▶ _PROBLEM_
In the records below, find each line containing the word "JSON" and copy it.

Website and app data records
┌────────

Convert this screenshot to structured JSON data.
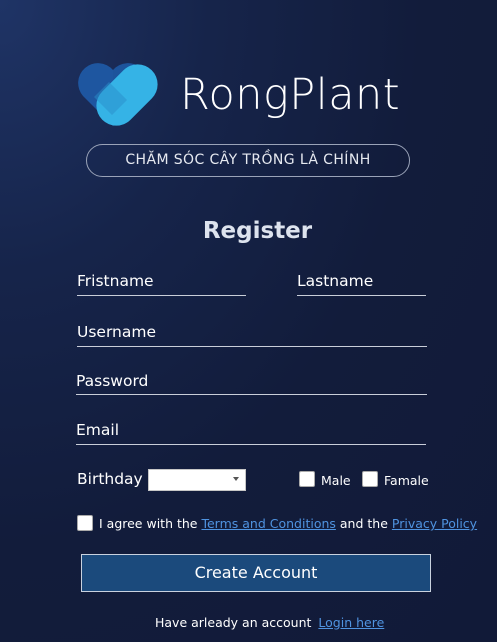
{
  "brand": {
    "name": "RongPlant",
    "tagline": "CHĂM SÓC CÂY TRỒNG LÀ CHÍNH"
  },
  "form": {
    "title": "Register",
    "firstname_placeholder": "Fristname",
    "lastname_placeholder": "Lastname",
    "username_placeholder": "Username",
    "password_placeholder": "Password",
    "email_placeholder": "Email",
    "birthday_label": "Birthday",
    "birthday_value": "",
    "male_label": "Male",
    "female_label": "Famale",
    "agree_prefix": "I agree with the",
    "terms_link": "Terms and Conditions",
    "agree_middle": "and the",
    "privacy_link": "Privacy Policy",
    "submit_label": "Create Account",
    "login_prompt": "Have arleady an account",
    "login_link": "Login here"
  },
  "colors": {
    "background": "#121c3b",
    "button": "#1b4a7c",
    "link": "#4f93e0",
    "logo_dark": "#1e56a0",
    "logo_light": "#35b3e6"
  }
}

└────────
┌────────

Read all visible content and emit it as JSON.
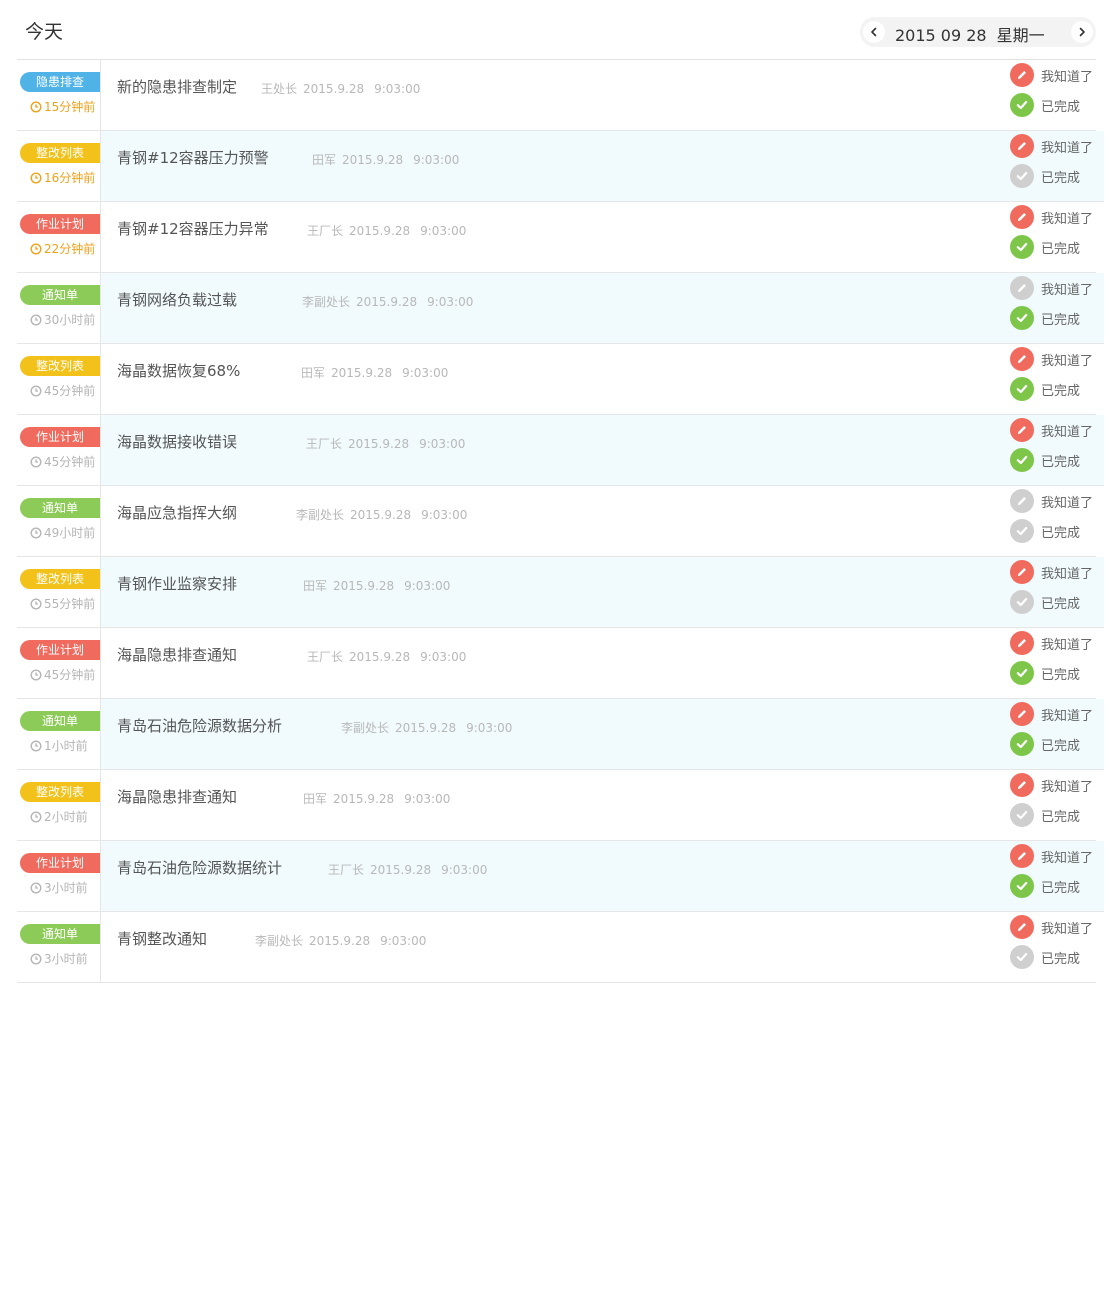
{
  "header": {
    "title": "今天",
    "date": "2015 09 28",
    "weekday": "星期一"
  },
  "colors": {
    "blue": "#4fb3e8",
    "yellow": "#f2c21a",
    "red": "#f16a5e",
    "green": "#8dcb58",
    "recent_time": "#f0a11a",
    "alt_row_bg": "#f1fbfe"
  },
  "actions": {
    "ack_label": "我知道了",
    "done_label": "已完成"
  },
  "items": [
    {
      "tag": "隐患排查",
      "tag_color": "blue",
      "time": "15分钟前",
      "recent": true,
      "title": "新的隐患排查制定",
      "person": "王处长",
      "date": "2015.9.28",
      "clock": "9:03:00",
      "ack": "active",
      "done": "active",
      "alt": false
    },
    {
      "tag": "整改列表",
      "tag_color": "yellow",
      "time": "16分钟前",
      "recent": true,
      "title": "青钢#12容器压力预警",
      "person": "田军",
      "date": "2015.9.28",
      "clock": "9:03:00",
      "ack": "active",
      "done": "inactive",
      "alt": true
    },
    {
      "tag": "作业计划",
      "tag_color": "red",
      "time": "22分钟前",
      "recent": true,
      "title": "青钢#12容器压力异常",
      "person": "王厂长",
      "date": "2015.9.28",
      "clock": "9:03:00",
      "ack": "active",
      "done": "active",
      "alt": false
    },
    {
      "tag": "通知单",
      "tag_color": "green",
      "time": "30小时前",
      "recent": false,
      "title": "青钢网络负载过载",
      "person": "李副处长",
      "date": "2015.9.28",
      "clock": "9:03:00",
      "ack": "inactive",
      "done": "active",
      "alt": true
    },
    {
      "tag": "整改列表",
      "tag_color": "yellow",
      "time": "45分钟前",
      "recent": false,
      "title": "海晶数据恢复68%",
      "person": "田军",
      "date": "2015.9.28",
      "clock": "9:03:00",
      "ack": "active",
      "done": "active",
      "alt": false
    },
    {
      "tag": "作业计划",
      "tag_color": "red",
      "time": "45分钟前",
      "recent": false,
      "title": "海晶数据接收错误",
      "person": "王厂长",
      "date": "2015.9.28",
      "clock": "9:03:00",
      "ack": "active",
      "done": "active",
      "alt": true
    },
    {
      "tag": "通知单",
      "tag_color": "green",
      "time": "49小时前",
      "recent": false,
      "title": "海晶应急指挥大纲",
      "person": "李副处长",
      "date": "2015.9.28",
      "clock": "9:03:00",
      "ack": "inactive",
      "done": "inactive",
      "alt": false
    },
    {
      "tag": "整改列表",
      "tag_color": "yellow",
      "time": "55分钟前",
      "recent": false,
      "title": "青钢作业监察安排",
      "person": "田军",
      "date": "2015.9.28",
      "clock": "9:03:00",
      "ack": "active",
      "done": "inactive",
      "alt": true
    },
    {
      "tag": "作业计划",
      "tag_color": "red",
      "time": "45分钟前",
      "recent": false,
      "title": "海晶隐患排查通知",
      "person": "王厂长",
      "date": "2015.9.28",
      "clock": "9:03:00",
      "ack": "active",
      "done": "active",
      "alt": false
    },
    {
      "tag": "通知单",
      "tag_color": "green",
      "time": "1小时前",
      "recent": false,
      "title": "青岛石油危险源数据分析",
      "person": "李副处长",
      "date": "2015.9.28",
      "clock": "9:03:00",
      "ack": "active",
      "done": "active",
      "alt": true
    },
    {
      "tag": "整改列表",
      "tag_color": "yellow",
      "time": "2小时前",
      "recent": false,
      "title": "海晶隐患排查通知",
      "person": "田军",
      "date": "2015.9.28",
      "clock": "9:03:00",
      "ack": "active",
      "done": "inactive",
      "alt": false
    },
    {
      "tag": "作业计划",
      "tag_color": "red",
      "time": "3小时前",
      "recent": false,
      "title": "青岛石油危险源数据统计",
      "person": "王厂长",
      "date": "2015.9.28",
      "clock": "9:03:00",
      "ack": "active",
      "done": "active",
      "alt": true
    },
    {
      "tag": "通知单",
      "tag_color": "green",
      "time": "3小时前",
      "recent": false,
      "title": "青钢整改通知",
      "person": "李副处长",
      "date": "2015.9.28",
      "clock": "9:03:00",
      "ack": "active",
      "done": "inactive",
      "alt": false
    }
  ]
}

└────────

▶ _SOLUTION_
Convert this screenshot to structured JSON data.
Read all visible content and emit it as JSON.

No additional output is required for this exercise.